Page and application data records
Start of Block

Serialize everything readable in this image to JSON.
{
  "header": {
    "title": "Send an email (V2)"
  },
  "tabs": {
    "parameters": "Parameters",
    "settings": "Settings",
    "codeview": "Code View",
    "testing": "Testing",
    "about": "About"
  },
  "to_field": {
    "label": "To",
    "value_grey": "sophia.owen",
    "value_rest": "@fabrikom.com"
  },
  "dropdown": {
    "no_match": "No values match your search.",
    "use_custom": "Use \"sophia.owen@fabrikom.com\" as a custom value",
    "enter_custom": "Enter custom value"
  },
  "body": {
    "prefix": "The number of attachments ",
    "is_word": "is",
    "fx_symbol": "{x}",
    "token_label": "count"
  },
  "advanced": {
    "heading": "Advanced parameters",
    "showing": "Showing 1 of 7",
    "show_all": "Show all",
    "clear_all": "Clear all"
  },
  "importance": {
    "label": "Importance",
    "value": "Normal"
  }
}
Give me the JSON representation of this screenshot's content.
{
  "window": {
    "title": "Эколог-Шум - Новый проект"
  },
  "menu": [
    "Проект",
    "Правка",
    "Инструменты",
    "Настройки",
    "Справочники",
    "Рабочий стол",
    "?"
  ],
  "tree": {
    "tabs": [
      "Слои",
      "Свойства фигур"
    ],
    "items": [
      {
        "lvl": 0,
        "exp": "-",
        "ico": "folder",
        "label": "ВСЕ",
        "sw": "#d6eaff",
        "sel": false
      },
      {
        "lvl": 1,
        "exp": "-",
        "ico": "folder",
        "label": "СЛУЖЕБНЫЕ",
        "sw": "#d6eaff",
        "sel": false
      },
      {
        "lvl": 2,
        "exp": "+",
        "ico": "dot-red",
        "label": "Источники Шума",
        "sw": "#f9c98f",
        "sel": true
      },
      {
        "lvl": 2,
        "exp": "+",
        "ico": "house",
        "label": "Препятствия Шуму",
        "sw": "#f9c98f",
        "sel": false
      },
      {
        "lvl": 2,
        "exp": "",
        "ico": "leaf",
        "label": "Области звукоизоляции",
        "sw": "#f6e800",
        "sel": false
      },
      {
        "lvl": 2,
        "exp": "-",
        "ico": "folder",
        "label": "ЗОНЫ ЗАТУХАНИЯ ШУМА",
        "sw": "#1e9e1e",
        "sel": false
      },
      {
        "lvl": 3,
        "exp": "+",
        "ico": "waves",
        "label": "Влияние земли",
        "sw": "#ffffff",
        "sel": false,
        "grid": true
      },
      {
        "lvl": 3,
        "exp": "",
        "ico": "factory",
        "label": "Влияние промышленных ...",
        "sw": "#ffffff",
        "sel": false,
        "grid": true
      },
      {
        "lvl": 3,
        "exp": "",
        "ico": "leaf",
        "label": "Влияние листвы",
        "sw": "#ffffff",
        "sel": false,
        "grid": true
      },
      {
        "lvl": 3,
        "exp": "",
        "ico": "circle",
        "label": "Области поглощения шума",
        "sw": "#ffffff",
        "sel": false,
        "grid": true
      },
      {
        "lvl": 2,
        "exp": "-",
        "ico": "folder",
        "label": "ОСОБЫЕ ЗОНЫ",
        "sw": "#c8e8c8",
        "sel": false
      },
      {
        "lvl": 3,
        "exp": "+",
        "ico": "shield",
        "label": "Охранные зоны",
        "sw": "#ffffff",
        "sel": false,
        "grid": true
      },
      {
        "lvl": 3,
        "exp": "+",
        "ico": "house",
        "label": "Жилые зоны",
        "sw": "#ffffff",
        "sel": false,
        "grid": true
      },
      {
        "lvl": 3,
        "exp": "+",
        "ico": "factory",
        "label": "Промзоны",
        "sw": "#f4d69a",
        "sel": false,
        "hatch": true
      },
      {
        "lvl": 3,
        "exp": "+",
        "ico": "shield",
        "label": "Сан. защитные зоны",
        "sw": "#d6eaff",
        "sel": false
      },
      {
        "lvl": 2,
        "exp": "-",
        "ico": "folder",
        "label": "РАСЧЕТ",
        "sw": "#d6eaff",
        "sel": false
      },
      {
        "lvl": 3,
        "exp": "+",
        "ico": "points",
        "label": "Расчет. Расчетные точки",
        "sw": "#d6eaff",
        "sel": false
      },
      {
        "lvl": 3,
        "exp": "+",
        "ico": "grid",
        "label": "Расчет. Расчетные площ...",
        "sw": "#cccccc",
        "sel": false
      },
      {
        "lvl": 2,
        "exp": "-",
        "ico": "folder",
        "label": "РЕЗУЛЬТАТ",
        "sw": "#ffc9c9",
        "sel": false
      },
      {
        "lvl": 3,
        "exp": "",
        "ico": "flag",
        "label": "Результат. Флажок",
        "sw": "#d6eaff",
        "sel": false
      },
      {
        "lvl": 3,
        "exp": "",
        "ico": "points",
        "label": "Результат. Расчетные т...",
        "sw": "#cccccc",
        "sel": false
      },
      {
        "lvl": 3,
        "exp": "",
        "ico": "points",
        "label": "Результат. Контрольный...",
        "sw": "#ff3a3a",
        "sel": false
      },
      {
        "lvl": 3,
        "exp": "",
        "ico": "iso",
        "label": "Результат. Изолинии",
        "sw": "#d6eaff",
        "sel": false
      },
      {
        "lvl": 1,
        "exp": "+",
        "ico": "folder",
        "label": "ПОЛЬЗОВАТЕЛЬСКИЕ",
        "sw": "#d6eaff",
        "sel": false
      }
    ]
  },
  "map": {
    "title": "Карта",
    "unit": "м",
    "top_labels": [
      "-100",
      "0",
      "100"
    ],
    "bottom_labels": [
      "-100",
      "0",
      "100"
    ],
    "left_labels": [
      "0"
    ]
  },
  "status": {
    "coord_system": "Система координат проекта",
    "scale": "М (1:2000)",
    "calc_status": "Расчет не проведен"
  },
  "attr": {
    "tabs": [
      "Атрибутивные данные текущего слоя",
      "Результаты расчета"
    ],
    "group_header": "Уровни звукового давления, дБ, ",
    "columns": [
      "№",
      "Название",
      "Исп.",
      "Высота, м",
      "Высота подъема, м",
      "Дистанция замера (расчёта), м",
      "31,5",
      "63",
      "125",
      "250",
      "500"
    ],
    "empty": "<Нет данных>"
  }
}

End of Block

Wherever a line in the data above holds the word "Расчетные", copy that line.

        "label": "Расчет. Расчетные точки",
        "label": "Расчет. Расчетные площ...",
        "label": "Результат. Расчетные т...",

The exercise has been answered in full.